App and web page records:
┏━━

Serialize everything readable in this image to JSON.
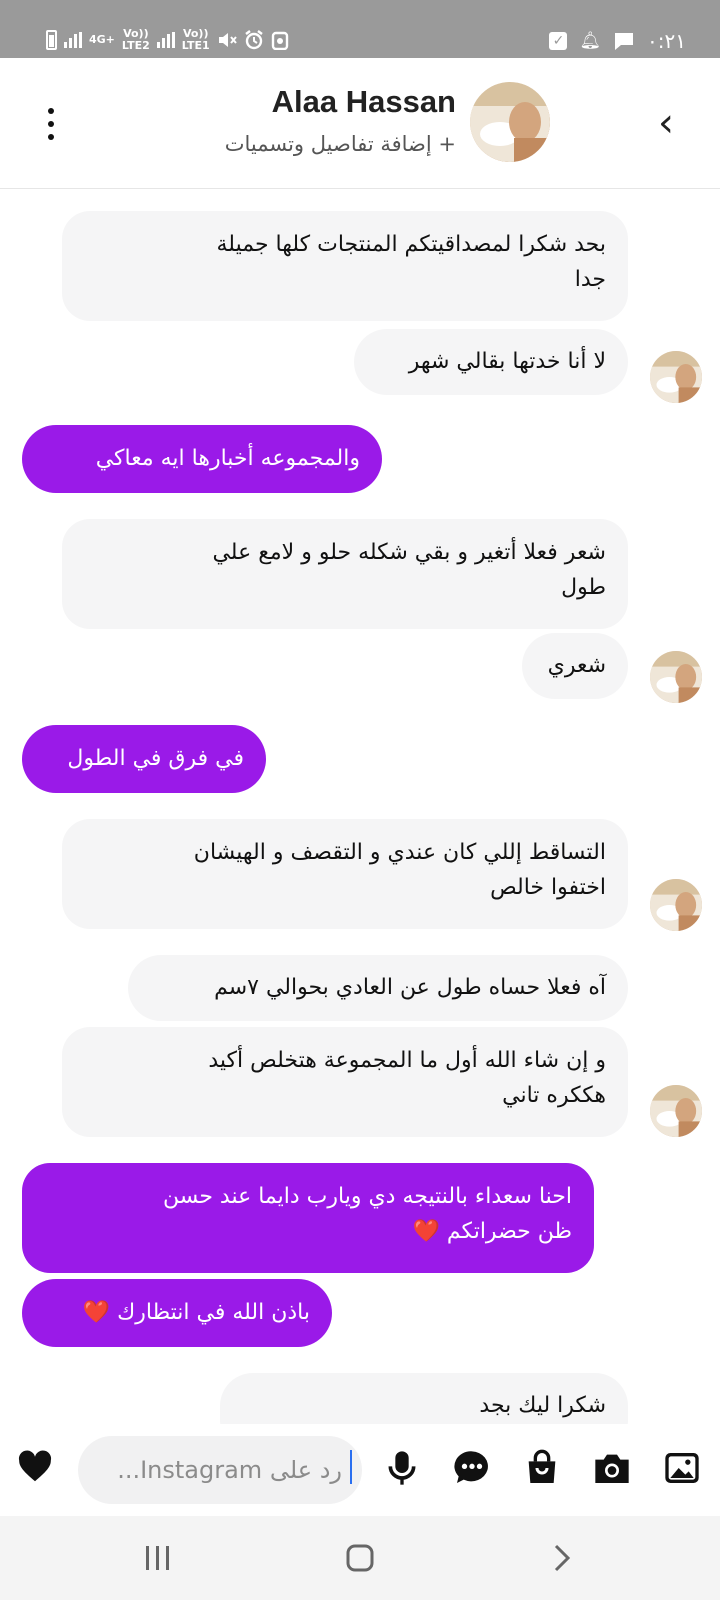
{
  "status_bar": {
    "net1": "4G+",
    "net2_top": "Vo))",
    "net2_bottom": "LTE2",
    "net3_top": "Vo))",
    "net3_bottom": "LTE1",
    "time": "٠:٢١"
  },
  "header": {
    "name": "Alaa Hassan",
    "subtitle": "+ إضافة تفاصيل وتسميات"
  },
  "messages": [
    {
      "side": "in",
      "text": "بحد شكرا لمصداقيتكم المنتجات كلها جميلة\nجدا"
    },
    {
      "side": "in",
      "text": "لا أنا خدتها بقالي شهر"
    },
    {
      "side": "out",
      "text": "والمجموعه أخبارها ايه معاكي"
    },
    {
      "side": "in",
      "text": "شعر فعلا أتغير و بقي شكله حلو و لامع علي\nطول"
    },
    {
      "side": "in",
      "text": "شعري"
    },
    {
      "side": "out",
      "text": "في فرق في الطول"
    },
    {
      "side": "in",
      "text": "التساقط إللي كان عندي و التقصف و الهيشان\nاختفوا خالص"
    },
    {
      "side": "in",
      "text": "آه فعلا حساه طول عن العادي بحوالي ٧سم"
    },
    {
      "side": "in",
      "text": "و إن شاء الله أول ما المجموعة هتخلص أكيد\nهككره تاني"
    },
    {
      "side": "out",
      "text": "احنا سعداء بالنتيجه دي ويارب دايما عند حسن\nظن حضراتكم ❤️"
    },
    {
      "side": "out",
      "text": "باذن الله في انتظارك ❤️"
    },
    {
      "side": "in",
      "text": "شكرا ليك بجد"
    }
  ],
  "composer": {
    "placeholder": "رد على Instagram..."
  },
  "colors": {
    "outgoing_bubble": "#9a1ae8",
    "incoming_bubble": "#f5f5f6",
    "status_bar": "#9a9a9a",
    "caret": "#2a6ff0"
  },
  "icons": {
    "status": [
      "battery-icon",
      "signal-icon",
      "mute-icon",
      "alarm-icon",
      "clipboard-icon",
      "check-icon",
      "bell-icon",
      "chat-icon"
    ],
    "header": [
      "kebab-menu-icon",
      "back-icon"
    ],
    "composer": [
      "heart-icon",
      "microphone-icon",
      "sticker-icon",
      "shopping-bag-icon",
      "camera-icon",
      "gallery-icon"
    ],
    "nav": [
      "recent-apps-icon",
      "home-icon",
      "back-nav-icon"
    ]
  }
}
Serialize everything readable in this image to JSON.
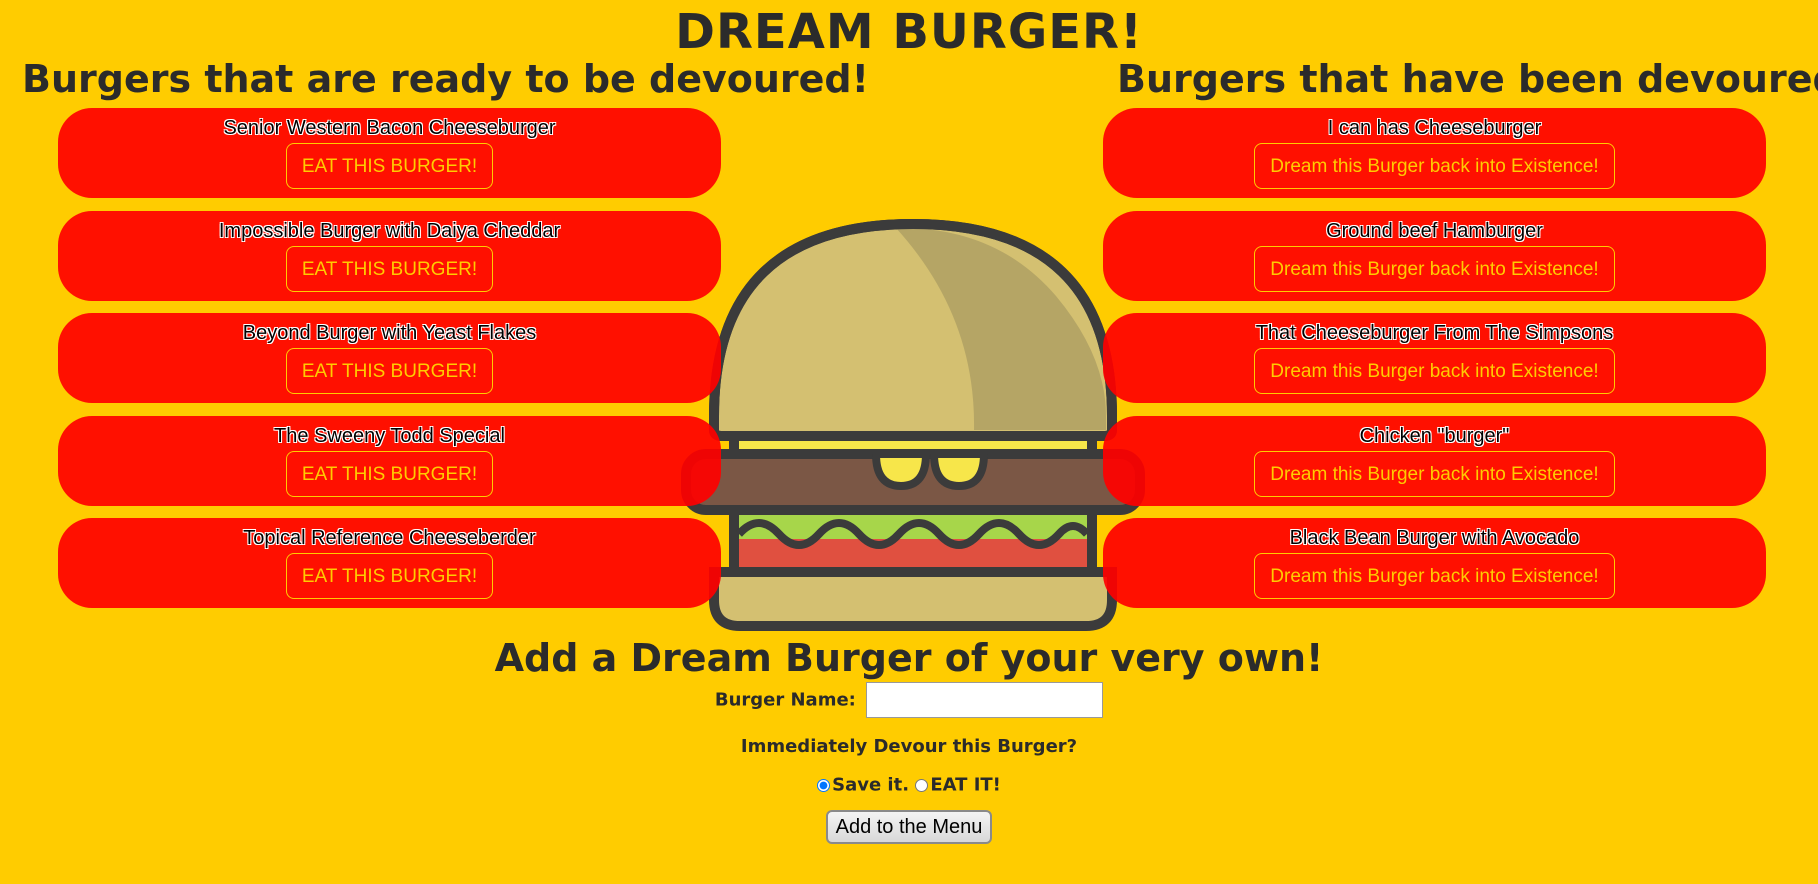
{
  "title": "DREAM BURGER!",
  "ready_heading": "Burgers that are ready to be devoured!",
  "devoured_heading": "Burgers that have been devoured!",
  "ready_burgers": [
    {
      "name": "Senior Western Bacon Cheeseburger",
      "button": "EAT THIS BURGER!"
    },
    {
      "name": "Impossible Burger with Daiya Cheddar",
      "button": "EAT THIS BURGER!"
    },
    {
      "name": "Beyond Burger with Yeast Flakes",
      "button": "EAT THIS BURGER!"
    },
    {
      "name": "The Sweeny Todd Special",
      "button": "EAT THIS BURGER!"
    },
    {
      "name": "Topical Reference Cheeseberder",
      "button": "EAT THIS BURGER!"
    }
  ],
  "devoured_burgers": [
    {
      "name": "I can has Cheeseburger",
      "button": "Dream this Burger back into Existence!"
    },
    {
      "name": "Ground beef Hamburger",
      "button": "Dream this Burger back into Existence!"
    },
    {
      "name": "That Cheeseburger From The Simpsons",
      "button": "Dream this Burger back into Existence!"
    },
    {
      "name": "Chicken \"burger\"",
      "button": "Dream this Burger back into Existence!"
    },
    {
      "name": "Black Bean Burger with Avocado",
      "button": "Dream this Burger back into Existence!"
    }
  ],
  "form": {
    "heading": "Add a Dream Burger of your very own!",
    "name_label": "Burger Name:",
    "name_value": "",
    "devour_question": "Immediately Devour this Burger?",
    "options": [
      {
        "label": "Save it.",
        "selected": true
      },
      {
        "label": "EAT IT!",
        "selected": false
      }
    ],
    "submit_label": "Add to the Menu"
  },
  "colors": {
    "background": "#ffcc00",
    "card": "#ff0000",
    "button_text": "#ffcc00",
    "heading_text": "#2b2b2b"
  },
  "icons": {
    "background_art": "burger-icon"
  }
}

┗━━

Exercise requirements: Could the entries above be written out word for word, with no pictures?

Completed task:
Serialize everything readable in this image to JSON.
{
  "status_bar": {
    "net1": "4G+",
    "net2_top": "Vo))",
    "net2_bottom": "LTE2",
    "net3_top": "Vo))",
    "net3_bottom": "LTE1",
    "time": "٠:٢١"
  },
  "header": {
    "name": "Alaa Hassan",
    "subtitle": "+ إضافة تفاصيل وتسميات"
  },
  "messages": [
    {
      "side": "in",
      "text": "بحد شكرا لمصداقيتكم المنتجات كلها جميلة\nجدا"
    },
    {
      "side": "in",
      "text": "لا أنا خدتها بقالي شهر"
    },
    {
      "side": "out",
      "text": "والمجموعه أخبارها ايه معاكي"
    },
    {
      "side": "in",
      "text": "شعر فعلا أتغير و بقي شكله حلو و لامع علي\nطول"
    },
    {
      "side": "in",
      "text": "شعري"
    },
    {
      "side": "out",
      "text": "في فرق في الطول"
    },
    {
      "side": "in",
      "text": "التساقط إللي كان عندي و التقصف و الهيشان\nاختفوا خالص"
    },
    {
      "side": "in",
      "text": "آه فعلا حساه طول عن العادي بحوالي ٧سم"
    },
    {
      "side": "in",
      "text": "و إن شاء الله أول ما المجموعة هتخلص أكيد\nهككره تاني"
    },
    {
      "side": "out",
      "text": "احنا سعداء بالنتيجه دي ويارب دايما عند حسن\nظن حضراتكم ❤️"
    },
    {
      "side": "out",
      "text": "باذن الله في انتظارك ❤️"
    },
    {
      "side": "in",
      "text": "شكرا ليك بجد"
    }
  ],
  "composer": {
    "placeholder": "رد على Instagram..."
  },
  "colors": {
    "outgoing_bubble": "#9a1ae8",
    "incoming_bubble": "#f5f5f6",
    "status_bar": "#9a9a9a",
    "caret": "#2a6ff0"
  },
  "icons": {
    "status": [
      "battery-icon",
      "signal-icon",
      "mute-icon",
      "alarm-icon",
      "clipboard-icon",
      "check-icon",
      "bell-icon",
      "chat-icon"
    ],
    "header": [
      "kebab-menu-icon",
      "back-icon"
    ],
    "composer": [
      "heart-icon",
      "microphone-icon",
      "sticker-icon",
      "shopping-bag-icon",
      "camera-icon",
      "gallery-icon"
    ],
    "nav": [
      "recent-apps-icon",
      "home-icon",
      "back-nav-icon"
    ]
  }
}
Serialize everything readable in this image to JSON.
{
  "title": "DREAM BURGER!",
  "ready_heading": "Burgers that are ready to be devoured!",
  "devoured_heading": "Burgers that have been devoured!",
  "ready_burgers": [
    {
      "name": "Senior Western Bacon Cheeseburger",
      "button": "EAT THIS BURGER!"
    },
    {
      "name": "Impossible Burger with Daiya Cheddar",
      "button": "EAT THIS BURGER!"
    },
    {
      "name": "Beyond Burger with Yeast Flakes",
      "button": "EAT THIS BURGER!"
    },
    {
      "name": "The Sweeny Todd Special",
      "button": "EAT THIS BURGER!"
    },
    {
      "name": "Topical Reference Cheeseberder",
      "button": "EAT THIS BURGER!"
    }
  ],
  "devoured_burgers": [
    {
      "name": "I can has Cheeseburger",
      "button": "Dream this Burger back into Existence!"
    },
    {
      "name": "Ground beef Hamburger",
      "button": "Dream this Burger back into Existence!"
    },
    {
      "name": "That Cheeseburger From The Simpsons",
      "button": "Dream this Burger back into Existence!"
    },
    {
      "name": "Chicken \"burger\"",
      "button": "Dream this Burger back into Existence!"
    },
    {
      "name": "Black Bean Burger with Avocado",
      "button": "Dream this Burger back into Existence!"
    }
  ],
  "form": {
    "heading": "Add a Dream Burger of your very own!",
    "name_label": "Burger Name:",
    "name_value": "",
    "devour_question": "Immediately Devour this Burger?",
    "options": [
      {
        "label": "Save it.",
        "selected": true
      },
      {
        "label": "EAT IT!",
        "selected": false
      }
    ],
    "submit_label": "Add to the Menu"
  },
  "colors": {
    "background": "#ffcc00",
    "card": "#ff0000",
    "button_text": "#ffcc00",
    "heading_text": "#2b2b2b"
  },
  "icons": {
    "background_art": "burger-icon"
  }
}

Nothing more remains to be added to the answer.